What Are the Pros and Cons of Cash-Back Credit Cards?
Before you sign up for this type of credit card, make sure you know what you’re getting into.
Wish you could get paid for shopping? You can, say rewards-card issuers, who promise to give you back a percentage of your credit-card purchases every month (sometimes after you earn a preset minimum, ranging from $20 to $100). You receive the “cash back” in the form of a check, a credit toward your balance, or a gift card, says Ben Woolsey, the director of marketing and consumer research at the credit-card–comparison site CreditCards.com. Issuers offer deals to fuel customer loyalty, says Woolsey. Should you bite?
The pros: If you have a stellar credit score (720 or higher), you’ll qualify for the cards with the best rewards: 1 to 1.5 percent cash back on all purchases or up to 6 percent back in specific bonus categories, like dining, or at designated retailers. Some issuers offer a cash bonus for spending a certain amount within a specified time period (around $50 to $200), which means even more money in your wallet.
The cons: Cards with the most lucrative rewards (such as American Express’s Blue Cash Preferred, which pays 6 percent back on groceries) levy an annual charge of $50 to $100. Interest rates are higher, on average, than for standard cards. Some issuers cap how much cash back you can accrue in a year. And earnings in bonus categories are usually not automatic; you must enroll online each quarter to get them.
The verdict: It depends.
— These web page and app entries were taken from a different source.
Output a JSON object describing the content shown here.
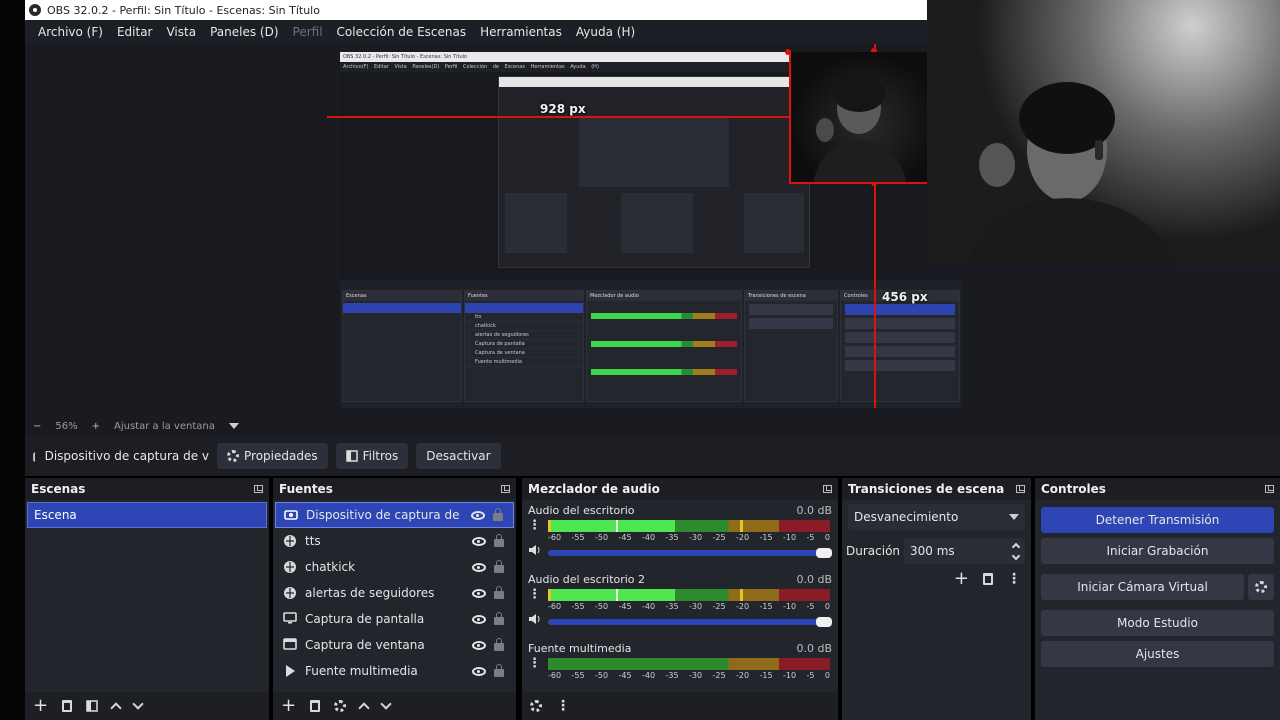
{
  "window": {
    "title": "OBS 32.0.2 - Perfil: Sin Título - Escenas: Sin Título"
  },
  "menu": [
    "Archivo (F)",
    "Editar",
    "Vista",
    "Paneles (D)",
    "Perfil",
    "Colección de Escenas",
    "Herramientas",
    "Ayuda (H)"
  ],
  "preview": {
    "width_label": "928 px",
    "height_label": "456 px",
    "nested_title": "OBS 32.0.2 - Perfil: Sin Título - Escenas: Sin Título",
    "nested_menu": "Archivo(F) Editar Vista Paneles(D) Perfil Colección de Escenas Herramientas Ayuda (H)"
  },
  "zoom": {
    "minus": "−",
    "value": "56%",
    "plus": "+",
    "fit": "Ajustar a la ventana"
  },
  "source_toolbar": {
    "source_name": "Dispositivo de captura de v",
    "properties": "Propiedades",
    "filters": "Filtros",
    "deactivate": "Desactivar"
  },
  "scenes": {
    "title": "Escenas",
    "items": [
      "Escena"
    ]
  },
  "sources": {
    "title": "Fuentes",
    "items": [
      {
        "label": "Dispositivo de captura de video",
        "icon": "camera-icon"
      },
      {
        "label": "tts",
        "icon": "globe-icon"
      },
      {
        "label": "chatkick",
        "icon": "globe-icon"
      },
      {
        "label": "alertas de seguidores",
        "icon": "globe-icon"
      },
      {
        "label": "Captura de pantalla",
        "icon": "monitor-icon"
      },
      {
        "label": "Captura de ventana",
        "icon": "window-icon"
      },
      {
        "label": "Fuente multimedia",
        "icon": "play-icon"
      }
    ]
  },
  "mixer": {
    "title": "Mezclador de audio",
    "channels": [
      {
        "name": "Audio del escritorio",
        "db": "0.0 dB"
      },
      {
        "name": "Audio del escritorio 2",
        "db": "0.0 dB"
      },
      {
        "name": "Fuente multimedia",
        "db": "0.0 dB"
      }
    ],
    "scale": [
      "-60",
      "-55",
      "-50",
      "-45",
      "-40",
      "-35",
      "-30",
      "-25",
      "-20",
      "-15",
      "-10",
      "-5",
      "0"
    ]
  },
  "transitions": {
    "title": "Transiciones de escena",
    "selected": "Desvanecimiento",
    "duration_label": "Duración",
    "duration_value": "300 ms"
  },
  "controls": {
    "title": "Controles",
    "stop_stream": "Detener Transmisión",
    "start_recording": "Iniciar Grabación",
    "start_virtual_cam": "Iniciar Cámara Virtual",
    "studio_mode": "Modo Estudio",
    "settings": "Ajustes"
  },
  "colors": {
    "accent": "#2d45b5",
    "guide_red": "#e01010",
    "dock_bg": "#23252c"
  }
}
Consider these cards if you spend a lot in categories that offer cash back, like gas or clothes, says credit-card expert Beverly Harzog, the author of Confessions of a Credit Junkie ($16, amazon.com): But if you carry a balance, “opt for a low-interest card or you’ll spend more on interest than you’ll ever get in cash back.”